Aim of the exercise
Every record must appear in your reply exactly as written.

= Beginning of Section =

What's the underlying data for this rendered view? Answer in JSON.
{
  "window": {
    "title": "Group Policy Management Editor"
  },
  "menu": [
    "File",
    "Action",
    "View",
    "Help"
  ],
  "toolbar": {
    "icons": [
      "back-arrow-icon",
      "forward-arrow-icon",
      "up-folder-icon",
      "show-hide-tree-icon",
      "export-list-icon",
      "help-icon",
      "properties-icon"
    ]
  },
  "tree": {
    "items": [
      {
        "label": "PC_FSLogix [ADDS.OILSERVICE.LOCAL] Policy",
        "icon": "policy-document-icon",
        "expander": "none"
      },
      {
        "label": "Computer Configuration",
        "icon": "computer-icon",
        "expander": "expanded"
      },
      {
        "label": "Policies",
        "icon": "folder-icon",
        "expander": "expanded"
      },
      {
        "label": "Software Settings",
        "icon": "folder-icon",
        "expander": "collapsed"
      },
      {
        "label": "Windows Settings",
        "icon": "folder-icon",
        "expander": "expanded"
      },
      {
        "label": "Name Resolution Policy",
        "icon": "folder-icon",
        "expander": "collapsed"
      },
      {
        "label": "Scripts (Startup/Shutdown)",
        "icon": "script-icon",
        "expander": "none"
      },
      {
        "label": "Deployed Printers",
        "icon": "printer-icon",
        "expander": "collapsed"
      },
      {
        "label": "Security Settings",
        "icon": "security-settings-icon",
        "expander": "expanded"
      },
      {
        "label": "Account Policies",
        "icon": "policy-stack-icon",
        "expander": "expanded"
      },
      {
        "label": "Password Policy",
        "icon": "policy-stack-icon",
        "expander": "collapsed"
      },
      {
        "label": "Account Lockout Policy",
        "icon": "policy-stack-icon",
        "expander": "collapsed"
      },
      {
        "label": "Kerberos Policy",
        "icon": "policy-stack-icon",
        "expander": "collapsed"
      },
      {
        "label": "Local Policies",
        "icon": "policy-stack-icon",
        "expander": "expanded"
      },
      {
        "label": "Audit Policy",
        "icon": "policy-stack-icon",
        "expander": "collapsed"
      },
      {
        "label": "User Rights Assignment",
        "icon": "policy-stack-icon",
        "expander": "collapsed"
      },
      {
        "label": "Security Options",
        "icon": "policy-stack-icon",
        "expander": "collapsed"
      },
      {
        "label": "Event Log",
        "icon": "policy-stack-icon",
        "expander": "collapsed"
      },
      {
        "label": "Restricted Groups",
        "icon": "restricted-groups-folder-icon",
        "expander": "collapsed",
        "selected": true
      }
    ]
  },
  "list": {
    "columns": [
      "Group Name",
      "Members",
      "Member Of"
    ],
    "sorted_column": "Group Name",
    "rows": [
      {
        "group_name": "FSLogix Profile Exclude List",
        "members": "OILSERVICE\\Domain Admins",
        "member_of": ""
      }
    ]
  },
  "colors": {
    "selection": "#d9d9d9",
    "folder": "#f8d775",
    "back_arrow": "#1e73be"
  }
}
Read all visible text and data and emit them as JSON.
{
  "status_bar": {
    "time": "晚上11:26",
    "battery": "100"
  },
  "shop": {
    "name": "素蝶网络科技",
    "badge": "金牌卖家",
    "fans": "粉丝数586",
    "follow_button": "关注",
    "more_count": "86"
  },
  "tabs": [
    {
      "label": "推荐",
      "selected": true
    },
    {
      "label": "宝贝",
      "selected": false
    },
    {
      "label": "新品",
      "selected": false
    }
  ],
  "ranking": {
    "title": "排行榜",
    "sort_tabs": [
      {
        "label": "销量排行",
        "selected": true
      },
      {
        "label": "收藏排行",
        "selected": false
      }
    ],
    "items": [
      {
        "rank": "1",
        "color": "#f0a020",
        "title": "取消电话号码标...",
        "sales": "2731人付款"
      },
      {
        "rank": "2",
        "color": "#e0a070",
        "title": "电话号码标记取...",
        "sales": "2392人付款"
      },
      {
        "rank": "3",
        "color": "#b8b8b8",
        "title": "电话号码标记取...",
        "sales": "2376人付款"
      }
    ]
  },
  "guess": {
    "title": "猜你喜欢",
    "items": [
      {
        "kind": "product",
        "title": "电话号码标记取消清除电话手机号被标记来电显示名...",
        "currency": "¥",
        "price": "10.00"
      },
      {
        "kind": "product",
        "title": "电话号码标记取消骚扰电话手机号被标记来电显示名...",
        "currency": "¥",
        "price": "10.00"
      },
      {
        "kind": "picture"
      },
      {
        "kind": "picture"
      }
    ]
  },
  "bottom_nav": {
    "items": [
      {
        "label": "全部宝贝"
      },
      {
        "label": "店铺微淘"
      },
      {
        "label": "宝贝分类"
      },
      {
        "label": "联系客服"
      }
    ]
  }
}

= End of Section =

Written reply
What's the underlying data for this rendered view? Answer in JSON.
{
  "window": {
    "title": "Group Policy Management Editor"
  },
  "menu": [
    "File",
    "Action",
    "View",
    "Help"
  ],
  "toolbar": {
    "icons": [
      "back-arrow-icon",
      "forward-arrow-icon",
      "up-folder-icon",
      "show-hide-tree-icon",
      "export-list-icon",
      "help-icon",
      "properties-icon"
    ]
  },
  "tree": {
    "items": [
      {
        "label": "PC_FSLogix [ADDS.OILSERVICE.LOCAL] Policy",
        "icon": "policy-document-icon",
        "expander": "none"
      },
      {
        "label": "Computer Configuration",
        "icon": "computer-icon",
        "expander": "expanded"
      },
      {
        "label": "Policies",
        "icon": "folder-icon",
        "expander": "expanded"
      },
      {
        "label": "Software Settings",
        "icon": "folder-icon",
        "expander": "collapsed"
      },
      {
        "label": "Windows Settings",
        "icon": "folder-icon",
        "expander": "expanded"
      },
      {
        "label": "Name Resolution Policy",
        "icon": "folder-icon",
        "expander": "collapsed"
      },
      {
        "label": "Scripts (Startup/Shutdown)",
        "icon": "script-icon",
        "expander": "none"
      },
      {
        "label": "Deployed Printers",
        "icon": "printer-icon",
        "expander": "collapsed"
      },
      {
        "label": "Security Settings",
        "icon": "security-settings-icon",
        "expander": "expanded"
      },
      {
        "label": "Account Policies",
        "icon": "policy-stack-icon",
        "expander": "expanded"
      },
      {
        "label": "Password Policy",
        "icon": "policy-stack-icon",
        "expander": "collapsed"
      },
      {
        "label": "Account Lockout Policy",
        "icon": "policy-stack-icon",
        "expander": "collapsed"
      },
      {
        "label": "Kerberos Policy",
        "icon": "policy-stack-icon",
        "expander": "collapsed"
      },
      {
        "label": "Local Policies",
        "icon": "policy-stack-icon",
        "expander": "expanded"
      },
      {
        "label": "Audit Policy",
        "icon": "policy-stack-icon",
        "expander": "collapsed"
      },
      {
        "label": "User Rights Assignment",
        "icon": "policy-stack-icon",
        "expander": "collapsed"
      },
      {
        "label": "Security Options",
        "icon": "policy-stack-icon",
        "expander": "collapsed"
      },
      {
        "label": "Event Log",
        "icon": "policy-stack-icon",
        "expander": "collapsed"
      },
      {
        "label": "Restricted Groups",
        "icon": "restricted-groups-folder-icon",
        "expander": "collapsed",
        "selected": true
      }
    ]
  },
  "list": {
    "columns": [
      "Group Name",
      "Members",
      "Member Of"
    ],
    "sorted_column": "Group Name",
    "rows": [
      {
        "group_name": "FSLogix Profile Exclude List",
        "members": "OILSERVICE\\Domain Admins",
        "member_of": ""
      }
    ]
  },
  "colors": {
    "selection": "#d9d9d9",
    "folder": "#f8d775",
    "back_arrow": "#1e73be"
  }
}
Read all visible text and data and emit them as JSON.
{
  "status_bar": {
    "time": "晚上11:26",
    "battery": "100"
  },
  "shop": {
    "name": "素蝶网络科技",
    "badge": "金牌卖家",
    "fans": "粉丝数586",
    "follow_button": "关注",
    "more_count": "86"
  },
  "tabs": [
    {
      "label": "推荐",
      "selected": true
    },
    {
      "label": "宝贝",
      "selected": false
    },
    {
      "label": "新品",
      "selected": false
    }
  ],
  "ranking": {
    "title": "排行榜",
    "sort_tabs": [
      {
        "label": "销量排行",
        "selected": true
      },
      {
        "label": "收藏排行",
        "selected": false
      }
    ],
    "items": [
      {
        "rank": "1",
        "color": "#f0a020",
        "title": "取消电话号码标...",
        "sales": "2731人付款"
      },
      {
        "rank": "2",
        "color": "#e0a070",
        "title": "电话号码标记取...",
        "sales": "2392人付款"
      },
      {
        "rank": "3",
        "color": "#b8b8b8",
        "title": "电话号码标记取...",
        "sales": "2376人付款"
      }
    ]
  },
  "guess": {
    "title": "猜你喜欢",
    "items": [
      {
        "kind": "product",
        "title": "电话号码标记取消清除电话手机号被标记来电显示名...",
        "currency": "¥",
        "price": "10.00"
      },
      {
        "kind": "product",
        "title": "电话号码标记取消骚扰电话手机号被标记来电显示名...",
        "currency": "¥",
        "price": "10.00"
      },
      {
        "kind": "picture"
      },
      {
        "kind": "picture"
      }
    ]
  },
  "bottom_nav": {
    "items": [
      {
        "label": "全部宝贝"
      },
      {
        "label": "店铺微淘"
      },
      {
        "label": "宝贝分类"
      },
      {
        "label": "联系客服"
      }
    ]
  }
}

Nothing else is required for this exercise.